09 November 2009

can you hear a photo?

I spent time today drafting some work ideas for Helen, then in attending to emails, somehow looked back to web pages I have designed in the past, with words and pictures.

This one I can hear. Maybe you can't, you were not there? Or maybe it is close enough to your experience to hear it.

This one I can feel. The rip of water around me, as well as the advanced-tinnitus-like constant roar of the sea risen and gone wild in the night, captured on camera, standing in the water's edge at dawn. I've written that scene into the novel, here's a bit, can you feel it, can you feel the shell under your feet, can you hear the roar? Look at that link at the top of this para before reading.

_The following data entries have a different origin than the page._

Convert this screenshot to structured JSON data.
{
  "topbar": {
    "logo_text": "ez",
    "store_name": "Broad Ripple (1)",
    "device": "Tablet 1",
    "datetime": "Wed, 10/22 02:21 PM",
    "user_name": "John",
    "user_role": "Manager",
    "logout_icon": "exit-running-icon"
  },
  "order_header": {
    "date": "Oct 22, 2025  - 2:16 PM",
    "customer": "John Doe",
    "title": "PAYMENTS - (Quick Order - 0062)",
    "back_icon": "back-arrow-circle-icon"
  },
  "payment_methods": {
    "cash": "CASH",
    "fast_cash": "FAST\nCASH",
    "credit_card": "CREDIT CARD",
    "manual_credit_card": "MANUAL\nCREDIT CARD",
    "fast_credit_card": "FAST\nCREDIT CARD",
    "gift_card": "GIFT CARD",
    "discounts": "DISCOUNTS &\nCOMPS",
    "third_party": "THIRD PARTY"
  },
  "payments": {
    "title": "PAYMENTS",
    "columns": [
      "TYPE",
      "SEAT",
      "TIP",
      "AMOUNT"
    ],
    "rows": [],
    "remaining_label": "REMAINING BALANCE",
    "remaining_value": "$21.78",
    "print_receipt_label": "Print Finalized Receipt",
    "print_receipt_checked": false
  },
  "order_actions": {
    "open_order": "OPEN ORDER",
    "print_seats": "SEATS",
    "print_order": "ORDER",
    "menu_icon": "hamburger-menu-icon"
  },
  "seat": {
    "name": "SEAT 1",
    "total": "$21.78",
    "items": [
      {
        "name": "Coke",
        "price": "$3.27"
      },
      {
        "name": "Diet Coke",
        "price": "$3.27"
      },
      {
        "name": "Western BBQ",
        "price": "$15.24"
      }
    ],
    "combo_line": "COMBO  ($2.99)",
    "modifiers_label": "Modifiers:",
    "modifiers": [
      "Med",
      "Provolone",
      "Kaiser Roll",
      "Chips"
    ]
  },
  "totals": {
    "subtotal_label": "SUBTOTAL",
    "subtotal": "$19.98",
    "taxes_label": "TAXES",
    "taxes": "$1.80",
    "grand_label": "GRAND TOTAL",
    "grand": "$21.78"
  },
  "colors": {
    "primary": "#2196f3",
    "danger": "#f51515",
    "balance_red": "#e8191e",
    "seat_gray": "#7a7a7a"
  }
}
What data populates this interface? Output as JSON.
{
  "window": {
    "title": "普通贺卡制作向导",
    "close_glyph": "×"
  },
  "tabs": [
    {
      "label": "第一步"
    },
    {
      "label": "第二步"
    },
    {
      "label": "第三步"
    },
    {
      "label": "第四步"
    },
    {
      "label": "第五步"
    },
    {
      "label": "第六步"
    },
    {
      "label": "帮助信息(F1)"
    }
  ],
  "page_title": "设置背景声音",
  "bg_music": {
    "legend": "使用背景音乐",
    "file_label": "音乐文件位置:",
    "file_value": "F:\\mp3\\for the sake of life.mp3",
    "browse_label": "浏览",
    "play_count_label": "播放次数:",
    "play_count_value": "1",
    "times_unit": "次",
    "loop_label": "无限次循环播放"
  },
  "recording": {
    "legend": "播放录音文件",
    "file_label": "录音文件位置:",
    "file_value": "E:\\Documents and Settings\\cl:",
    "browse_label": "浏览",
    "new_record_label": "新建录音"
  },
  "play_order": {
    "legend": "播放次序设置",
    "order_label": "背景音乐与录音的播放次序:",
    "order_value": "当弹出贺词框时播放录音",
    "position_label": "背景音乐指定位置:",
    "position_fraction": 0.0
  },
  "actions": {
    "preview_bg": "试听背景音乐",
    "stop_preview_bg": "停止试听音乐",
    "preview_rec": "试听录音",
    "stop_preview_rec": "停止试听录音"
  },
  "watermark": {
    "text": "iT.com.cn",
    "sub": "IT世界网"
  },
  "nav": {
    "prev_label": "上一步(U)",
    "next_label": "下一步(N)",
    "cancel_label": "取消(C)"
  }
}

There was nothing like it, the utter fresh after rain, the continued drift of sea air and surf spray; the organic edge from churned sea life. He found his way to the top of the dune in the threads of light from the half obscured three-quarter moon behind his back. It surprised him that the sea seemed now so far away, down the dune and across this beach, when it had seemed to fill his ears and mind when inside the canvas. He set off down the beach towards the water, over sand hammered hard by overnight rain. His step uneven over pockmarks of old footprints rendered unyielding by rain pelt.

The storm continued in the body of the sea. As he approached there was little else but white churn visible in the scant light, way way out in wave after wave, close waves fought up together in the turbulence of the storm. Eddies of froth and wreckage of sea life blew on the beach, lodged in heaps, surged on the front of scarcely visible waves.

He stood still. How far he now was from times past, from masses of people, pedantries of protocol, nuances of speech and inflection, slights and power plays, postures and pretensions, egos on the run, timetables and conferences.

He rolled his track pants up, stepped into the shallow rush of water. Icing his toes, chilling his calves for several minutes before his circulation adjusted and he sensed the warmth of the whole ocean reaching for him. A higher wave caught the edge of his jacket in the gloom, wet the folded bottom of his track suit. He grinned, hoisting his camera high, looked around at this wild nameless company. A worn shell-edge pressed the sole of his foot; he stood still and absorbed all the sensations around him.


Far out there now, an edge of light, of approaching dawn, showed below clouds. He stood still, allowing maximum absorption of this new sense. He had spent the night with the sound of the sea and the slight rocking of his sturdy mini-truck by the storm; the pent of rain now torn inland, to the highlands. At the beginning of the storm, round by the rock pool, sheltering under a ledge, he had seen a woman arrive, tear off her dress then be followed to the pool by a man. He had not stayed, had not sought to invade their privacy, had slipped away, he hoped unnoticed. Nobody could notice anything in such sudden wild storm. Now he watched light increase from near nil.

Now there was light sufficient for him to begin to use the camera. A handful of gulls squalled past, demanding answers of each other, none from him. Even the gulls had company. He had come to this place seeking company but company was eluding him, while life chased others with vigour, or a vigour that gripped them but to him seemed flimsy, slight.